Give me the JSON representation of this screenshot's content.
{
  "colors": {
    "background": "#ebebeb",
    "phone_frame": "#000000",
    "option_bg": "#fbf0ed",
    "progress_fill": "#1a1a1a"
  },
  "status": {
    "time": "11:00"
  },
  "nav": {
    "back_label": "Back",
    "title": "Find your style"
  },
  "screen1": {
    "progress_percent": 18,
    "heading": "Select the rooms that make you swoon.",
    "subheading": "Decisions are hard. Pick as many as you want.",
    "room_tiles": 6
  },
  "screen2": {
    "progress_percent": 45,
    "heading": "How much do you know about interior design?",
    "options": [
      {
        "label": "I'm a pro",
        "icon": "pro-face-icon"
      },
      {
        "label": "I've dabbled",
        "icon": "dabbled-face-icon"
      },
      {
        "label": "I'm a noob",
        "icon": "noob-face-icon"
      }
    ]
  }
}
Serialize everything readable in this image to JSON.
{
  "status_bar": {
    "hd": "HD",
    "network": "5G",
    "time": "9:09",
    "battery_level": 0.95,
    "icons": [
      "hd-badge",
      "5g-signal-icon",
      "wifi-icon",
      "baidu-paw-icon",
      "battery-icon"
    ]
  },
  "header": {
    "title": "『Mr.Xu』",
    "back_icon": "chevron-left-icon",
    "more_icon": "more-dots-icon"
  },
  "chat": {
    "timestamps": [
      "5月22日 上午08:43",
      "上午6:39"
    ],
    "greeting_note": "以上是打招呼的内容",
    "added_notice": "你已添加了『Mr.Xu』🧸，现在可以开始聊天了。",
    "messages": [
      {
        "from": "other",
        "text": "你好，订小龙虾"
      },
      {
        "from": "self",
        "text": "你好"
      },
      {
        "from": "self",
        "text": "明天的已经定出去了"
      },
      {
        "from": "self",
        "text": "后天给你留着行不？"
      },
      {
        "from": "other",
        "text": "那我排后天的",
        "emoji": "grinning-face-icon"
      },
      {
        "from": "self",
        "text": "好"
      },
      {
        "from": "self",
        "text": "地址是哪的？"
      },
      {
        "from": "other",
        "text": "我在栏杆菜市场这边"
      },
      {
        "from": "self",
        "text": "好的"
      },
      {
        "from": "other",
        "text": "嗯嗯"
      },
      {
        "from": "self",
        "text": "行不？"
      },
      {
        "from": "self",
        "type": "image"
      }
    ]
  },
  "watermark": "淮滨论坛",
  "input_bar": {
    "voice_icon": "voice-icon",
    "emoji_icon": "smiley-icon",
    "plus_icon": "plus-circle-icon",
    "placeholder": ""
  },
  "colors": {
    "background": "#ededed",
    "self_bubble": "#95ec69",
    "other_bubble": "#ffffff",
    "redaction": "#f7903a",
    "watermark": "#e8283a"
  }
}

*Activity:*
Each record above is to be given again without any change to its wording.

*Response to the exercise:*
Give me the JSON representation of this screenshot's content.
{
  "colors": {
    "background": "#ebebeb",
    "phone_frame": "#000000",
    "option_bg": "#fbf0ed",
    "progress_fill": "#1a1a1a"
  },
  "status": {
    "time": "11:00"
  },
  "nav": {
    "back_label": "Back",
    "title": "Find your style"
  },
  "screen1": {
    "progress_percent": 18,
    "heading": "Select the rooms that make you swoon.",
    "subheading": "Decisions are hard. Pick as many as you want.",
    "room_tiles": 6
  },
  "screen2": {
    "progress_percent": 45,
    "heading": "How much do you know about interior design?",
    "options": [
      {
        "label": "I'm a pro",
        "icon": "pro-face-icon"
      },
      {
        "label": "I've dabbled",
        "icon": "dabbled-face-icon"
      },
      {
        "label": "I'm a noob",
        "icon": "noob-face-icon"
      }
    ]
  }
}
Serialize everything readable in this image to JSON.
{
  "status_bar": {
    "hd": "HD",
    "network": "5G",
    "time": "9:09",
    "battery_level": 0.95,
    "icons": [
      "hd-badge",
      "5g-signal-icon",
      "wifi-icon",
      "baidu-paw-icon",
      "battery-icon"
    ]
  },
  "header": {
    "title": "『Mr.Xu』",
    "back_icon": "chevron-left-icon",
    "more_icon": "more-dots-icon"
  },
  "chat": {
    "timestamps": [
      "5月22日 上午08:43",
      "上午6:39"
    ],
    "greeting_note": "以上是打招呼的内容",
    "added_notice": "你已添加了『Mr.Xu』🧸，现在可以开始聊天了。",
    "messages": [
      {
        "from": "other",
        "text": "你好，订小龙虾"
      },
      {
        "from": "self",
        "text": "你好"
      },
      {
        "from": "self",
        "text": "明天的已经定出去了"
      },
      {
        "from": "self",
        "text": "后天给你留着行不？"
      },
      {
        "from": "other",
        "text": "那我排后天的",
        "emoji": "grinning-face-icon"
      },
      {
        "from": "self",
        "text": "好"
      },
      {
        "from": "self",
        "text": "地址是哪的？"
      },
      {
        "from": "other",
        "text": "我在栏杆菜市场这边"
      },
      {
        "from": "self",
        "text": "好的"
      },
      {
        "from": "other",
        "text": "嗯嗯"
      },
      {
        "from": "self",
        "text": "行不？"
      },
      {
        "from": "self",
        "type": "image"
      }
    ]
  },
  "watermark": "淮滨论坛",
  "input_bar": {
    "voice_icon": "voice-icon",
    "emoji_icon": "smiley-icon",
    "plus_icon": "plus-circle-icon",
    "placeholder": ""
  },
  "colors": {
    "background": "#ededed",
    "self_bubble": "#95ec69",
    "other_bubble": "#ffffff",
    "redaction": "#f7903a",
    "watermark": "#e8283a"
  }
}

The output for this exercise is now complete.